Here is a flow of events:
Corona seems to have these events:
"applicationStart" occurs when the application is launched and all code
in main.lua is executed.
"applicationExit" occurs when the user quits the application.
"applicationSuspend" occurs when the device needs to suspend the application such as during a phone call or if the phone goes to sleep
from inactivity. In the simulator, this corresponds to the simulator
running in the background. During suspension, no events (not even
enterFrame events) are sent to the application while suspended, so if
you have code that depends on time, you should account for the time
lost to an application being suspended.
- "applicationResume" occurs when the application resumes after a suspend. On the phone, this occurs if the application was suspended
because of a phone call. On the simulator, this occurs when the simulator was in the background and now is the foreground application.
So my guess is that you have to implement it outside of the corona API.
According to the corona documents you can implement them in the delegate:
You can intercept UIApplicationDelegate events via your implementation
of the CoronaDelegate protocol.
This protocol conforms to the UIApplicationDelegate protocol. Corona's
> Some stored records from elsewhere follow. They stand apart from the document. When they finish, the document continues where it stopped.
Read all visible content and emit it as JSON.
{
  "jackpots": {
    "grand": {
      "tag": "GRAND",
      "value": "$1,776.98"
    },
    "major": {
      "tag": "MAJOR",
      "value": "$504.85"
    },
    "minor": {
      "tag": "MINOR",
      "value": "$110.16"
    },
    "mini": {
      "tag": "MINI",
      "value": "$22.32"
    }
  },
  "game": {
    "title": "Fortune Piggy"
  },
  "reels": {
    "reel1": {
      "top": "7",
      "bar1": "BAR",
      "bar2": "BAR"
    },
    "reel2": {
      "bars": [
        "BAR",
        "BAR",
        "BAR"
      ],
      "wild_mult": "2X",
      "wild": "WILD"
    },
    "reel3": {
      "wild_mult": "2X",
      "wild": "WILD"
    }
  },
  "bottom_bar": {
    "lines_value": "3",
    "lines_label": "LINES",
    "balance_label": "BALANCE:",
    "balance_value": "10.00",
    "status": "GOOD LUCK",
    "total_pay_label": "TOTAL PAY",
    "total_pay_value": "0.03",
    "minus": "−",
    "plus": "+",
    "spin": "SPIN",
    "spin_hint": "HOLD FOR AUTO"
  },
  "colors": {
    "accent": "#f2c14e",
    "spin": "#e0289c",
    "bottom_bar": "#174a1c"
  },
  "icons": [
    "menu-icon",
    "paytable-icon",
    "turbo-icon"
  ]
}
internal delegate will call your protocol's method if it is
Please keep in mind the following:
Methods that Apple has deprecated will be ignored.
In most cases, your class' version will be invoked after Corona's corresponding version of the UIApplicationDelegate method. There is one situation in which your version will be called before.
In situations where the app is about to suspend or go to the background, your method will be called before Corona's version, e.g.
applicationWillResignActive: and applicationDidEnterBackground:.
But this is just a guess. Hope it helps!
I was thinking, something really simple you could do is catch it outside and present a "pause" screen, then just hide it when the application enters foreground.